We admit we’re not big futbol/soccer fans. Part of it is FIFA’s career corruption, which turns us off. Plus. we grew up in the 1970s in the era of Total Football, and the game is very different now—despite Ted Lasso and its return to the style we grew up playing. Whenever we watch soccer in America, we usually either fall asleep … or turn it off at halftime so we can outside and actually play the sport instead of merely watching it. So, yeah, there’s some built-in subjectivity here.

Reading the news today that Major League Soccer is adding a 30th team via expansion caught us off-guard, however. We didn’t even know MLS was that big already to begin with, and it shocked us to learn there are 29 teams already in existence. Shows you how much we’ve been paying attention to the sport (basically, we don’t). As a result, we thought we’d post some interesting facts that may interest only us about the MLS and its existing organizational structure. Hang on:

  • The league started in 1996 in the aftermath of the 1994 World Cup competition hosted across the U.S.
  • For the first 11 seasons, MLS bounced back and forth between 10 and 12 teams, intermittently.
  • After 20 years of existence, the league had doubled in size from its original 10 teams to a total of 20 teams.
  • The Los Angeles Galaxy have the most championships (5), although it has not won since 2014.
  • D.C. United is second in total titles (4), but the club has not claimed a championship since 2004.
  • Fifteen different teams have earned at least one league crown over the 27-year lifespan of the league.
  • The New England Revolution holds the record for five runners-up finishes without a championship.

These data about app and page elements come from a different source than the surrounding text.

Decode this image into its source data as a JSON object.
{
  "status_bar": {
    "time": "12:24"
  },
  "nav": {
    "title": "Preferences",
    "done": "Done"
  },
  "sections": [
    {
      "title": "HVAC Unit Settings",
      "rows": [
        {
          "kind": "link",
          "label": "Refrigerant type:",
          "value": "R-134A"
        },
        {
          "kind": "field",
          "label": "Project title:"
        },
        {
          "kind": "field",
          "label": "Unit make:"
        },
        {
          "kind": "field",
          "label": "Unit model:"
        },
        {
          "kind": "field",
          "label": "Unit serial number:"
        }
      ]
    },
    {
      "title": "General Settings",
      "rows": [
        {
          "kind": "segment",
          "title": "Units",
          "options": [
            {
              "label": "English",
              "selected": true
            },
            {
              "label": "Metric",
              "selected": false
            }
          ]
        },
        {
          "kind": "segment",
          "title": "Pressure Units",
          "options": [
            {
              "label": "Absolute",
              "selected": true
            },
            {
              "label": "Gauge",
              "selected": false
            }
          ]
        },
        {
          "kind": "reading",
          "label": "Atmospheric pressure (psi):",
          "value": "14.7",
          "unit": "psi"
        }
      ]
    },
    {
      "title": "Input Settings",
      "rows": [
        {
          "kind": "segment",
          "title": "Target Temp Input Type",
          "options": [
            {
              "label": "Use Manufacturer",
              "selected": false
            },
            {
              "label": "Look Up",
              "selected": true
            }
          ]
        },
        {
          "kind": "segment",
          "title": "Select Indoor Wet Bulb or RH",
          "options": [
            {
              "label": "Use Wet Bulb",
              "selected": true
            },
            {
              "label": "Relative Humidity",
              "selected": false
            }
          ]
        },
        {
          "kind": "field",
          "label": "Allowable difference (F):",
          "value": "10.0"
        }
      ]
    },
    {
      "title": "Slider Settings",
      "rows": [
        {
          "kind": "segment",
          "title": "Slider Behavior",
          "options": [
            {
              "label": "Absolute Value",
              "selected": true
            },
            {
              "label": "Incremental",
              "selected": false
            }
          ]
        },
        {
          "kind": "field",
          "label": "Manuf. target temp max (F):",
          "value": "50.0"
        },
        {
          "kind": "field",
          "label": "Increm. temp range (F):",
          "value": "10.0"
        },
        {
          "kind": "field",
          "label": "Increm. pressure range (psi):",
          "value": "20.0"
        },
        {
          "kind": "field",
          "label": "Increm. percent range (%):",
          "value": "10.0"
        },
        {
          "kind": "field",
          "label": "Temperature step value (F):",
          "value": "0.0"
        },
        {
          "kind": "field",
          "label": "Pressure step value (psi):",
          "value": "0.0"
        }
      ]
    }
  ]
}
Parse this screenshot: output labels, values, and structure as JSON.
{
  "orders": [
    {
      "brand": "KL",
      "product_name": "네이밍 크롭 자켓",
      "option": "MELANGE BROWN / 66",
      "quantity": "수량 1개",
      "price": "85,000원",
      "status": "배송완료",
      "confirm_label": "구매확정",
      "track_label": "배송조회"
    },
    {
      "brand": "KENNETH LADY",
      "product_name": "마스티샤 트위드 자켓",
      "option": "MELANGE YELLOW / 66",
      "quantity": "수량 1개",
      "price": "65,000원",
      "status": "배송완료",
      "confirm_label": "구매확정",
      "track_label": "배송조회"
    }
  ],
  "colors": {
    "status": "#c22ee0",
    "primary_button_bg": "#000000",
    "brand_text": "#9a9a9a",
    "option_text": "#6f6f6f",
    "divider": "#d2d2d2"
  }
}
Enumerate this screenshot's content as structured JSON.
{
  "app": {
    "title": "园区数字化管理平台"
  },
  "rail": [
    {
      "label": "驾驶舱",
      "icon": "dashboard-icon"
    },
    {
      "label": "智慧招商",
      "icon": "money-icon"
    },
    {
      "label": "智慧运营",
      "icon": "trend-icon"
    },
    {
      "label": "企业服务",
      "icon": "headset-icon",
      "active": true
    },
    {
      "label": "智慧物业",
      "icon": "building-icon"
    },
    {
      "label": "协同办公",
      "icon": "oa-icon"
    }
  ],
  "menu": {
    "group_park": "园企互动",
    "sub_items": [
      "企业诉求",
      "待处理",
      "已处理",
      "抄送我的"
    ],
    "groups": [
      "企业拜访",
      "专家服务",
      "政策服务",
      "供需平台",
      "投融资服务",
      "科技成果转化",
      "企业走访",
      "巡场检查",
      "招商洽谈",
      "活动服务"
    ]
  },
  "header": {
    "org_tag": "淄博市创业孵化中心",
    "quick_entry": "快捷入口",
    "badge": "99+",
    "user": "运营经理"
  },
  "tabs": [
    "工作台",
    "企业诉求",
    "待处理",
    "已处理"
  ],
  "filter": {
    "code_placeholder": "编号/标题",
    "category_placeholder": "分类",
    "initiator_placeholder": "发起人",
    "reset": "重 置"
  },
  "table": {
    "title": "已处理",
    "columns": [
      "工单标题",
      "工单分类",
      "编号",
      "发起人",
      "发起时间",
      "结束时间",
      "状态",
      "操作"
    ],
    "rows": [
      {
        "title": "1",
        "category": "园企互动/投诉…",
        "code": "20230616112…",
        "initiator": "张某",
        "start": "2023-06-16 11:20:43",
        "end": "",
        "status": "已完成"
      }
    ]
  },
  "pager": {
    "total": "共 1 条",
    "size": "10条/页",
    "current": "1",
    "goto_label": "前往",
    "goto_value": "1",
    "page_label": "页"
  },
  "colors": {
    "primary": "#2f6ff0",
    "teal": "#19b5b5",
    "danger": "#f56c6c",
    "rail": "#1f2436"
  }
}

The league has just one tier, so to speak, with the current 29 teams, so there is no fear of relegation—and no motivator of promotion, either. A quick glance at the 2023 season’s tables show us two conferences with 15 and 14 teams, respectively, so the San Diego addition in 2025 will even out the Eastern and Western divide. The franchise with the highest attendance this season, easily, is the Atlanta United with an average of 46,552 fans per match. That’s pretty crazy.

But we know Atlanta doesn’t have a hockey team, so maybe this fills the void? The worst team, attendance wise, is the Chicago Fire—a team in a big metropolitan area that hasn’t finished in the top half of the league since 2014, despite winning a title in 2003. It’s hard for teams in big cities to draw fans without winning, unless that team is the New York Yankees or the Los Angeles Dodgers, of course. But still, with just 12,958 fans per match, the Fire needs help, for sure.

Our “local” team is the San Jose Earthquakes, currently hanging out in fifth among Western Conference teams. They were the MLS champs in 2005 and 2012, although we had no clue, really. We’re probably confused as another Earthquakes franchise played here from 1974-1988 in the North American Soccer League (NASL, 1974-1984) and the Western Soccer Alliance. We don’t remember ever going to a game, in truth, as kids or teens, so no wonder the new version is so invisible.

Maybe this should be our challenge for the next few years: watch some American futbol and see where we go. Hmmm.